WASHINGTON — The Obama administration squared off with skeptical lawmakers Tuesday over efforts to terminate the government's authority to collect phone records of millions of Americans, a proposition that exposed sharp divisions among members of Congress.
With a vote nearing on amendments to a $598.3 million bill to fund the military, the White House raised the alarm over a move to end the National Security Agency's authority under the USA Patriot Act, preventing the secretive surveillance agency from collecting records unless an individual is under investigation.
And in an unusual, last-minute lobbying move, Gen. Keith Alexander, head of the NSA, traveled to Capitol Hill to urge lawmakers to oppose the amendment in separate, closed-door sessions with Republicans and Democrats.
"We oppose the current effort in the House to hastily dismantle one of our Intelligence Community's counterterrorism tools," White House press secretary Jay Carney said in a late-night statement. "This blunt approach is not the product of an informed, open or deliberative process."
Carney said President Barack Obama is still open to addressing privacy concerns in the wake of documents leaked last month by former NSA systems analyst Edward Snowden that revealed that the vast nature of the agency's phone and Internet surveillance. But he said Obama wants an approach that properly weighs what intelligence tools best keep America safe.
In another sign the White House was treating the measure with serious concern, its rebuke came directly from the press secretary, rather than the more routine notices from Obama's budget office the White House normally uses to weigh in on pending legislation.
The proposal offered by Rep. Justin Amash, R-Mich., dovetails with another amendment to the defense bill to cut off funds for the NSA. The House is likely to vote on the amendments Wednesday.
The fierce debate over privacy and national security has divided Congress, transcending the partisan lines that typically characterize legislative fights – especially in the House.
Tea party conservatives and liberal Democrats have backed the amendments, joined by libertarians like Amash who have expressed serious concerns about the government's surveillance. But national security hawks have strongly defended the programs, as have House leaders such as Speaker John Boehner, R-Ohio, and House Intelligence Committee Chairman Mike Rogers, R-Mich.
In the Democratic-controlled Senate, the leaders of the Intelligence Committee have opposed the amendments, arguing that the surveillance programs have helped disrupt numerous attempted terrorist attacks.
"Any amendments to defund the program on appropriations bills would be unwise," Sens. Dianne Feinstein, D-Calif., the panel's chairwoman, and Saxby Chambliss of Georgia, its top Republican, said in a statement Tuesday.
Despite its insistence the NSA's authority should be preserved, the White House said Obama welcomes discussions with Americans and Congress about the proper balance between national security and privacy. But civil liberties advocates have said that sentiment is insufficient and hypocritical, pointing out that such a discussion would have been impossible if the programs hadn't been exposed by Snowden, who now faces felony charges.

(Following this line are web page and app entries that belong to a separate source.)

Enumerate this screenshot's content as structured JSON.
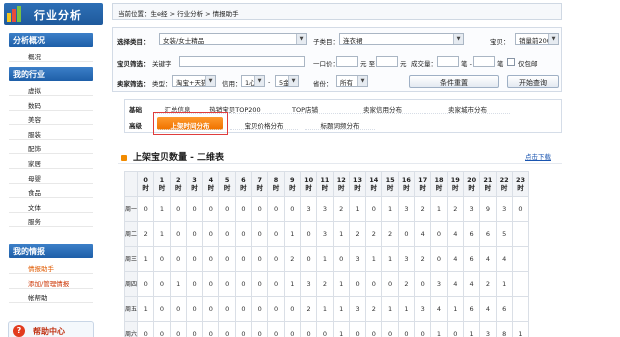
{
  "sidebar": {
    "logo_title": "行业分析",
    "sections": [
      {
        "title": "分析概况",
        "items": [
          {
            "label": "概况"
          }
        ]
      },
      {
        "title": "我的行业",
        "items": [
          {
            "label": "虚拟"
          },
          {
            "label": "数码"
          },
          {
            "label": "美容"
          },
          {
            "label": "服装"
          },
          {
            "label": "配饰"
          },
          {
            "label": "家居"
          },
          {
            "label": "母婴"
          },
          {
            "label": "食品"
          },
          {
            "label": "文体"
          },
          {
            "label": "服务"
          }
        ]
      },
      {
        "title": "我的情报",
        "items": [
          {
            "label": "情报助手"
          },
          {
            "label": "添加/管理情报"
          },
          {
            "label": "帐帮助"
          }
        ]
      }
    ],
    "help_label": "帮助中心"
  },
  "breadcrumb": "当前位置：生e经 > 行业分析 > 情报助手",
  "filters": {
    "category_label": "选择类目：",
    "category_value": "女装/女士精品",
    "subcategory_label": "子类目：",
    "subcategory_value": "连衣裙",
    "item_filter_label": "宝贝：",
    "item_filter_value": "销量前200",
    "product_filter_label": "宝贝筛选：",
    "keyword_label": "关键字",
    "price_label": "一口价：",
    "price_to": "元 至",
    "price_unit": "元",
    "deal_label": "成交量：",
    "deal_to": "笔 -",
    "deal_unit": "笔",
    "exclude_label": "仅包邮",
    "seller_filter_label": "卖家筛选：",
    "type_label": "类型：",
    "type_value": "淘宝+天猫",
    "credit_label": "信用：",
    "credit_from": "1心",
    "credit_sep": "-",
    "credit_to": "5金",
    "province_label": "省份：",
    "province_value": "所有",
    "reset_button": "条件重置",
    "query_button": "开始查询"
  },
  "tabs": {
    "row1_label": "基础",
    "row1": [
      "汇总信息",
      "热销宝贝TOP200",
      "TOP店铺",
      "卖家信用分布",
      "卖家城市分布"
    ],
    "row2_label": "高级",
    "row2": [
      "上架时间分布",
      "宝贝价格分布",
      "标题词频分布"
    ],
    "active": "上架时间分布"
  },
  "section": {
    "title": "上架宝贝数量 - 二维表",
    "download_label": "点击下载"
  },
  "table": {
    "hour_unit": "时",
    "hours": [
      "0",
      "1",
      "2",
      "3",
      "4",
      "5",
      "6",
      "7",
      "8",
      "9",
      "10",
      "11",
      "12",
      "13",
      "14",
      "15",
      "16",
      "17",
      "18",
      "19",
      "20",
      "21",
      "22",
      "23"
    ],
    "rows": [
      {
        "day": "周一",
        "values": [
          "0",
          "1",
          "0",
          "0",
          "0",
          "0",
          "0",
          "0",
          "0",
          "0",
          "3",
          "3",
          "2",
          "1",
          "0",
          "1",
          "3",
          "2",
          "1",
          "2",
          "3",
          "9",
          "3",
          "0"
        ]
      },
      {
        "day": "周二",
        "values": [
          "2",
          "1",
          "0",
          "0",
          "0",
          "0",
          "0",
          "0",
          "0",
          "1",
          "0",
          "3",
          "1",
          "2",
          "2",
          "2",
          "0",
          "4",
          "0",
          "4",
          "6",
          "6",
          "5",
          ""
        ]
      },
      {
        "day": "周三",
        "values": [
          "1",
          "0",
          "0",
          "0",
          "0",
          "0",
          "0",
          "0",
          "0",
          "2",
          "0",
          "1",
          "0",
          "3",
          "1",
          "1",
          "3",
          "2",
          "0",
          "4",
          "6",
          "4",
          "4",
          ""
        ]
      },
      {
        "day": "周四",
        "values": [
          "0",
          "0",
          "1",
          "0",
          "0",
          "0",
          "0",
          "0",
          "0",
          "1",
          "3",
          "2",
          "1",
          "0",
          "0",
          "0",
          "2",
          "0",
          "3",
          "4",
          "4",
          "2",
          "1",
          ""
        ]
      },
      {
        "day": "周五",
        "values": [
          "1",
          "0",
          "0",
          "0",
          "0",
          "0",
          "0",
          "0",
          "0",
          "0",
          "2",
          "1",
          "1",
          "3",
          "2",
          "1",
          "1",
          "3",
          "4",
          "1",
          "6",
          "4",
          "6",
          ""
        ]
      },
      {
        "day": "周六",
        "values": [
          "0",
          "0",
          "0",
          "0",
          "0",
          "0",
          "0",
          "0",
          "0",
          "0",
          "0",
          "0",
          "1",
          "0",
          "0",
          "0",
          "0",
          "0",
          "1",
          "0",
          "1",
          "3",
          "8",
          "1"
        ]
      }
    ]
  },
  "colors": {
    "sidebar_header": "#1e5fa8",
    "active_tab": "#f07400",
    "highlight_box": "#e03c3c",
    "link": "#1a55b0"
  }
}
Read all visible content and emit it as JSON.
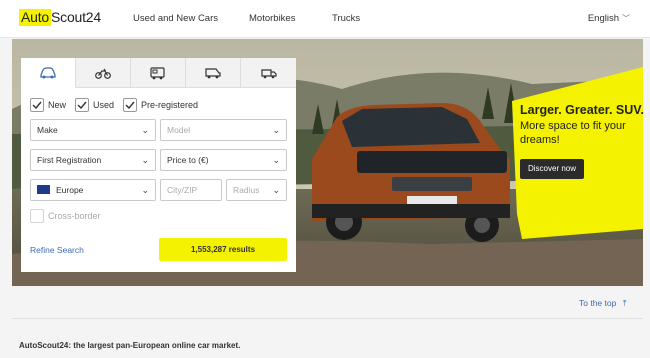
{
  "header": {
    "logo_part1": "Auto",
    "logo_part2": "Scout24",
    "nav": [
      "Used and New Cars",
      "Motorbikes",
      "Trucks"
    ],
    "language": "English"
  },
  "search": {
    "tabs": [
      "car-icon",
      "motorbike-icon",
      "camper-icon",
      "van-icon",
      "truck-icon"
    ],
    "checkboxes": [
      {
        "label": "New",
        "checked": true
      },
      {
        "label": "Used",
        "checked": true
      },
      {
        "label": "Pre-registered",
        "checked": true
      }
    ],
    "make": "Make",
    "model": "Model",
    "first_registration": "First Registration",
    "price_to": "Price to (€)",
    "region": "Europe",
    "city_zip": "City/ZIP",
    "radius": "Radius",
    "cross_border": "Cross-border",
    "refine_label": "Refine Search",
    "results_label": "1,553,287 results"
  },
  "promo": {
    "title": "Larger. Greater. SUV.",
    "subtitle": "More space to fit your dreams!",
    "button": "Discover now",
    "accent": "#f5f200"
  },
  "footer": {
    "to_top": "To the top",
    "tagline": "AutoScout24: the largest pan-European online car market."
  }
}
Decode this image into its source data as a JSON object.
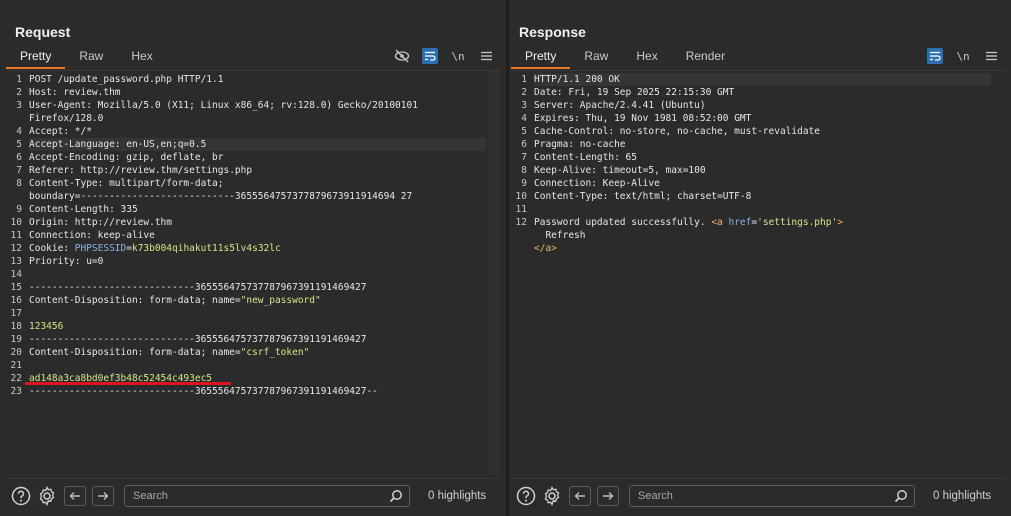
{
  "request": {
    "title": "Request",
    "tabs": [
      "Pretty",
      "Raw",
      "Hex"
    ],
    "lines": [
      {
        "n": "1",
        "parts": [
          [
            "k",
            "POST /update_password.php HTTP/1.1"
          ]
        ]
      },
      {
        "n": "2",
        "parts": [
          [
            "k",
            "Host: "
          ],
          [
            "k",
            "review.thm"
          ]
        ]
      },
      {
        "n": "3",
        "parts": [
          [
            "k",
            "User-Agent: "
          ],
          [
            "k",
            "Mozilla/5.0 (X11; Linux x86_64; rv:128.0) Gecko/20100101"
          ]
        ]
      },
      {
        "n": "",
        "parts": [
          [
            "k",
            "Firefox/128.0"
          ]
        ]
      },
      {
        "n": "4",
        "parts": [
          [
            "k",
            "Accept: "
          ],
          [
            "k",
            "*/*"
          ]
        ]
      },
      {
        "n": "5",
        "hl": true,
        "parts": [
          [
            "k",
            "Accept-Language: "
          ],
          [
            "k",
            "en-US,en;q=0.5"
          ]
        ]
      },
      {
        "n": "6",
        "parts": [
          [
            "k",
            "Accept-Encoding: "
          ],
          [
            "k",
            "gzip, deflate, br"
          ]
        ]
      },
      {
        "n": "7",
        "parts": [
          [
            "k",
            "Referer: "
          ],
          [
            "k",
            "http://review.thm/settings.php"
          ]
        ]
      },
      {
        "n": "8",
        "parts": [
          [
            "k",
            "Content-Type: "
          ],
          [
            "k",
            "multipart/form-data;"
          ]
        ]
      },
      {
        "n": "",
        "parts": [
          [
            "k",
            "boundary=---------------------------3655564757377879673911914694 27"
          ]
        ]
      },
      {
        "n": "9",
        "parts": [
          [
            "k",
            "Content-Length: "
          ],
          [
            "k",
            "335"
          ]
        ]
      },
      {
        "n": "10",
        "parts": [
          [
            "k",
            "Origin: "
          ],
          [
            "k",
            "http://review.thm"
          ]
        ]
      },
      {
        "n": "11",
        "parts": [
          [
            "k",
            "Connection: "
          ],
          [
            "k",
            "keep-alive"
          ]
        ]
      },
      {
        "n": "12",
        "parts": [
          [
            "k",
            "Cookie: "
          ],
          [
            "s",
            "PHPSESSID"
          ],
          [
            "k",
            "="
          ],
          [
            "g",
            "k73b004qihakut11s5lv4s32lc"
          ]
        ]
      },
      {
        "n": "13",
        "parts": [
          [
            "k",
            "Priority: "
          ],
          [
            "k",
            "u=0"
          ]
        ]
      },
      {
        "n": "14",
        "parts": [
          [
            "k",
            ""
          ]
        ]
      },
      {
        "n": "15",
        "parts": [
          [
            "k",
            "-----------------------------365556475737787967391191469427"
          ]
        ]
      },
      {
        "n": "16",
        "parts": [
          [
            "k",
            "Content-Disposition: form-data; name="
          ],
          [
            "g",
            "\"new_password\""
          ]
        ]
      },
      {
        "n": "17",
        "parts": [
          [
            "k",
            ""
          ]
        ]
      },
      {
        "n": "18",
        "parts": [
          [
            "g",
            "123456"
          ]
        ]
      },
      {
        "n": "19",
        "parts": [
          [
            "k",
            "-----------------------------365556475737787967391191469427"
          ]
        ]
      },
      {
        "n": "20",
        "parts": [
          [
            "k",
            "Content-Disposition: form-data; name="
          ],
          [
            "g",
            "\"csrf_token\""
          ]
        ]
      },
      {
        "n": "21",
        "parts": [
          [
            "k",
            ""
          ]
        ]
      },
      {
        "n": "22",
        "parts": [
          [
            "g",
            "ad148a3ca8bd0ef3b48c52454c493ec5"
          ]
        ]
      },
      {
        "n": "23",
        "parts": [
          [
            "k",
            "-----------------------------365556475737787967391191469427--"
          ]
        ]
      }
    ],
    "search_placeholder": "Search",
    "highlights": "0 highlights"
  },
  "response": {
    "title": "Response",
    "tabs": [
      "Pretty",
      "Raw",
      "Hex",
      "Render"
    ],
    "lines": [
      {
        "n": "1",
        "hl": true,
        "parts": [
          [
            "k",
            "HTTP/1.1 200 OK"
          ]
        ]
      },
      {
        "n": "2",
        "parts": [
          [
            "k",
            "Date: "
          ],
          [
            "k",
            "Fri, 19 Sep 2025 22:15:30 GMT"
          ]
        ]
      },
      {
        "n": "3",
        "parts": [
          [
            "k",
            "Server: "
          ],
          [
            "k",
            "Apache/2.4.41 (Ubuntu)"
          ]
        ]
      },
      {
        "n": "4",
        "parts": [
          [
            "k",
            "Expires: "
          ],
          [
            "k",
            "Thu, 19 Nov 1981 08:52:00 GMT"
          ]
        ]
      },
      {
        "n": "5",
        "parts": [
          [
            "k",
            "Cache-Control: "
          ],
          [
            "k",
            "no-store, no-cache, must-revalidate"
          ]
        ]
      },
      {
        "n": "6",
        "parts": [
          [
            "k",
            "Pragma: "
          ],
          [
            "k",
            "no-cache"
          ]
        ]
      },
      {
        "n": "7",
        "parts": [
          [
            "k",
            "Content-Length: "
          ],
          [
            "k",
            "65"
          ]
        ]
      },
      {
        "n": "8",
        "parts": [
          [
            "k",
            "Keep-Alive: "
          ],
          [
            "k",
            "timeout=5, max=100"
          ]
        ]
      },
      {
        "n": "9",
        "parts": [
          [
            "k",
            "Connection: "
          ],
          [
            "k",
            "Keep-Alive"
          ]
        ]
      },
      {
        "n": "10",
        "parts": [
          [
            "k",
            "Content-Type: "
          ],
          [
            "k",
            "text/html; charset=UTF-8"
          ]
        ]
      },
      {
        "n": "11",
        "parts": [
          [
            "k",
            ""
          ]
        ]
      },
      {
        "n": "12",
        "parts": [
          [
            "k",
            "Password updated successfully. "
          ],
          [
            "a",
            "<a "
          ],
          [
            "s",
            "href"
          ],
          [
            "k",
            "="
          ],
          [
            "g",
            "'settings.php'"
          ],
          [
            "a",
            ">"
          ]
        ]
      },
      {
        "n": "",
        "parts": [
          [
            "k",
            "  Refresh"
          ]
        ]
      },
      {
        "n": "",
        "parts": [
          [
            "a",
            "</a>"
          ]
        ]
      }
    ],
    "search_placeholder": "Search",
    "highlights": "0 highlights"
  },
  "colors": {
    "accent": "#e8782a",
    "toggle_on": "#2d6fb3",
    "annotation": "#e0141e"
  }
}
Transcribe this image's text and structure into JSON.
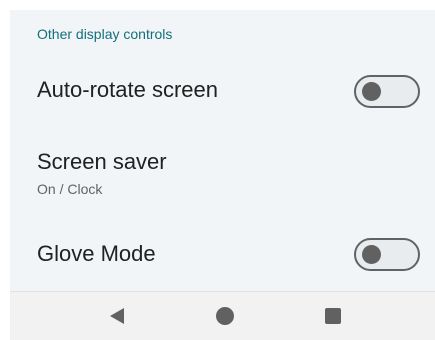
{
  "section": {
    "header": "Other display controls"
  },
  "settings": [
    {
      "title": "Auto-rotate screen",
      "toggle": "off"
    },
    {
      "title": "Screen saver",
      "subtitle": "On / Clock"
    },
    {
      "title": "Glove Mode",
      "toggle": "off"
    }
  ],
  "navigation": {
    "back_icon": "back-triangle-icon",
    "home_icon": "home-circle-icon",
    "recents_icon": "recents-square-icon"
  },
  "colors": {
    "panel_background": "#f2f5f7",
    "section_header": "#136f79",
    "title_text": "#212121",
    "subtitle_text": "#5f6368",
    "toggle_off_knob": "#616161",
    "nav_icon": "#616161"
  }
}
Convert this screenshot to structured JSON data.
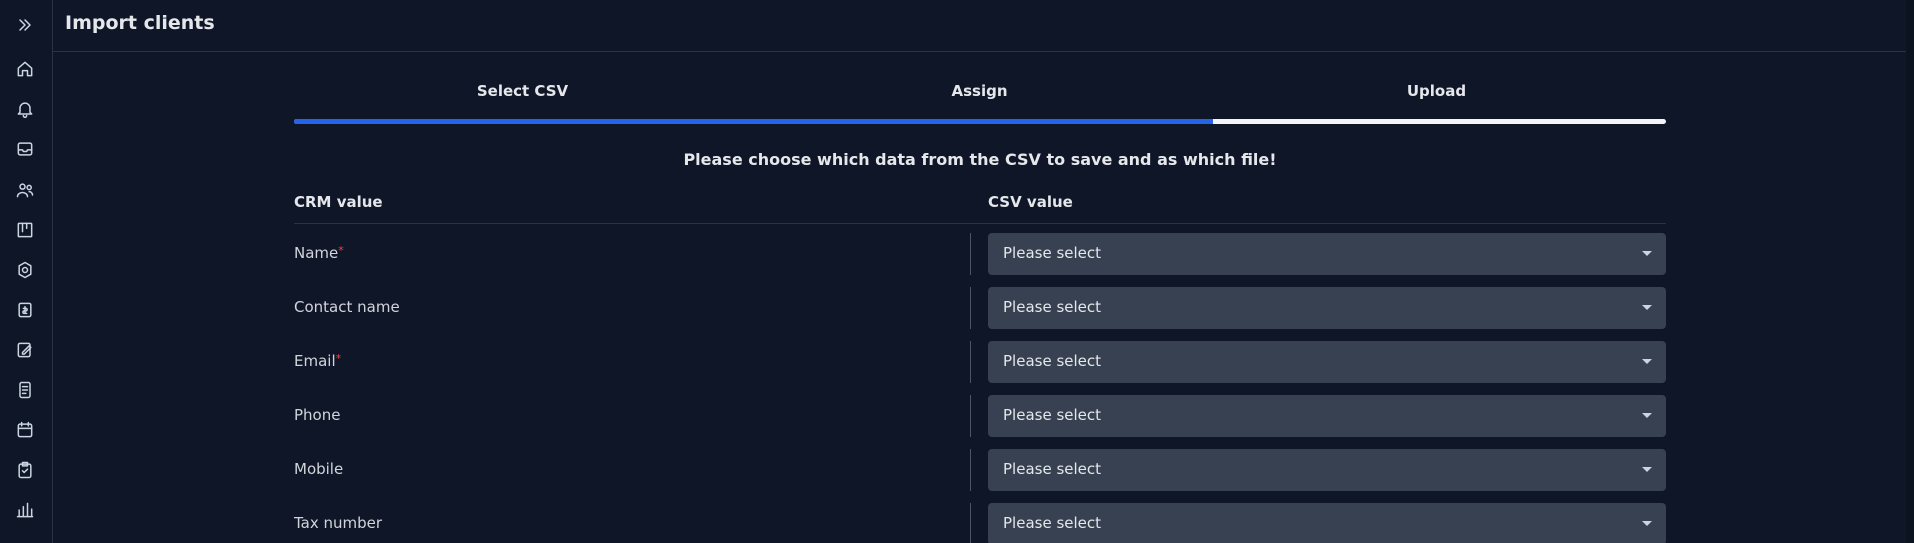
{
  "header": {
    "title": "Import clients"
  },
  "sidebar": {
    "items": [
      {
        "icon": "expand-icon"
      },
      {
        "icon": "home-icon"
      },
      {
        "icon": "bell-icon"
      },
      {
        "icon": "inbox-icon"
      },
      {
        "icon": "users-icon"
      },
      {
        "icon": "kanban-icon"
      },
      {
        "icon": "settings-icon"
      },
      {
        "icon": "invoice-icon"
      },
      {
        "icon": "edit-note-icon"
      },
      {
        "icon": "document-icon"
      },
      {
        "icon": "calendar-icon"
      },
      {
        "icon": "clipboard-check-icon"
      },
      {
        "icon": "bar-chart-icon"
      }
    ]
  },
  "steps": {
    "labels": [
      "Select CSV",
      "Assign",
      "Upload"
    ],
    "progress_percent": 67,
    "accent": "#2563eb"
  },
  "instruction": "Please choose which data from the CSV to save and as which file!",
  "columns": {
    "crm": "CRM value",
    "csv": "CSV value"
  },
  "rows": [
    {
      "label": "Name",
      "required": "*",
      "select": "Please select"
    },
    {
      "label": "Contact name",
      "required": "",
      "select": "Please select"
    },
    {
      "label": "Email",
      "required": "*",
      "select": "Please select"
    },
    {
      "label": "Phone",
      "required": "",
      "select": "Please select"
    },
    {
      "label": "Mobile",
      "required": "",
      "select": "Please select"
    },
    {
      "label": "Tax number",
      "required": "",
      "select": "Please select"
    }
  ]
}
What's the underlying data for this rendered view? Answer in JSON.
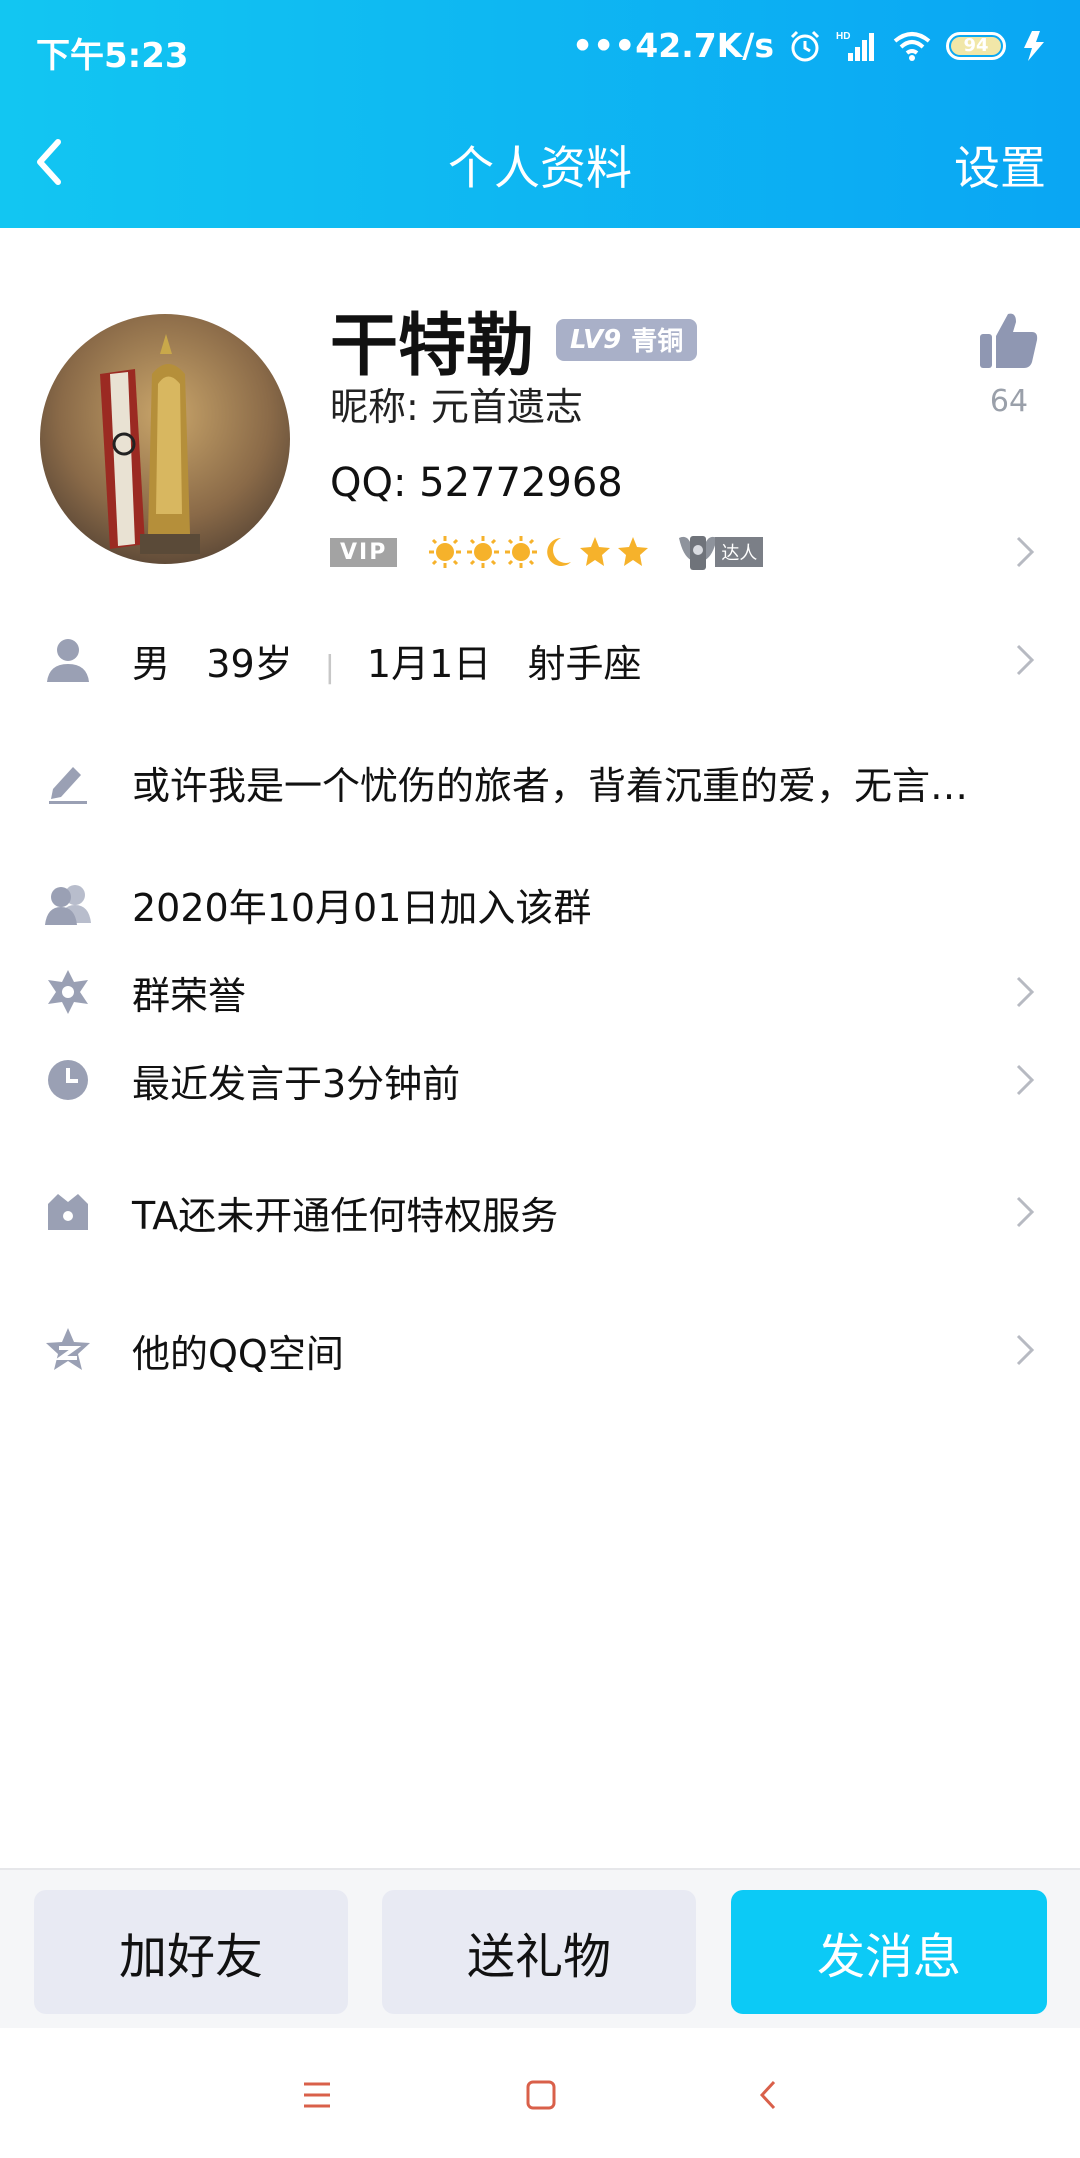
{
  "status_bar": {
    "time": "下午5:23",
    "network_speed": "•••42.7K/s",
    "battery": "94"
  },
  "nav": {
    "title": "个人资料",
    "settings_label": "设置"
  },
  "profile": {
    "name": "干特勒",
    "level_prefix": "LV9",
    "level_name": "青铜",
    "nickname": "昵称: 元首遗志",
    "qq": "QQ: 52772968",
    "vip_label": "VIP",
    "daren_label": "达人",
    "like_count": "64"
  },
  "rows": {
    "basic": {
      "gender": "男",
      "age": "39岁",
      "birthday": "1月1日",
      "zodiac": "射手座"
    },
    "signature": "或许我是一个忧伤的旅者，背着沉重的爱，无言…",
    "join_date": "2020年10月01日加入该群",
    "honor": "群荣誉",
    "last_speak": "最近发言于3分钟前",
    "privilege": "TA还未开通任何特权服务",
    "qzone": "他的QQ空间"
  },
  "actions": {
    "add_friend": "加好友",
    "send_gift": "送礼物",
    "send_message": "发消息"
  },
  "colors": {
    "header_start": "#12c6f2",
    "header_end": "#0aa6f3",
    "accent": "#0ccaf6",
    "icon_gray": "#9aa0b4"
  }
}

Alexander made the Tuesday trip to ask lawmakers to reject the amendments at the request of the heads of the House Intelligence Committee, Rogers and Rep. C.A. Dutch Ruppersberger, D-Md. The two also warned in a statement that ending the program's authority would put the nation at risk of another terrorist attack.
Separately, seven Republican committee chairmen sent a letter to colleagues calling on them to oppose the Amash amendment. Meanwhile, House Republican leaders struggled to limit amendments on the overall bill, concerned about hampering national security and anti-terrorism efforts.
The defense spending bill would provide the Pentagon with $512.5 billion for weapons, personnel, aircraft and ships plus $85.8 billion for the war in Afghanistan for the fiscal year beginning Oct. 1.
The bill is $5.1 billion below current spending and has drawn a veto threat from the White House, which argues that it would force the administration to cut education, health research and other domestic programs to boost spending for the Pentagon.
In a leap of faith, the bill assumes that Congress and the administration will resolve the automatic, across-the-board spending cuts that have forced the Pentagon to furlough workers and cut back on training. The bill projects spending in the next fiscal year at $28.1 billion above the so-called sequester level.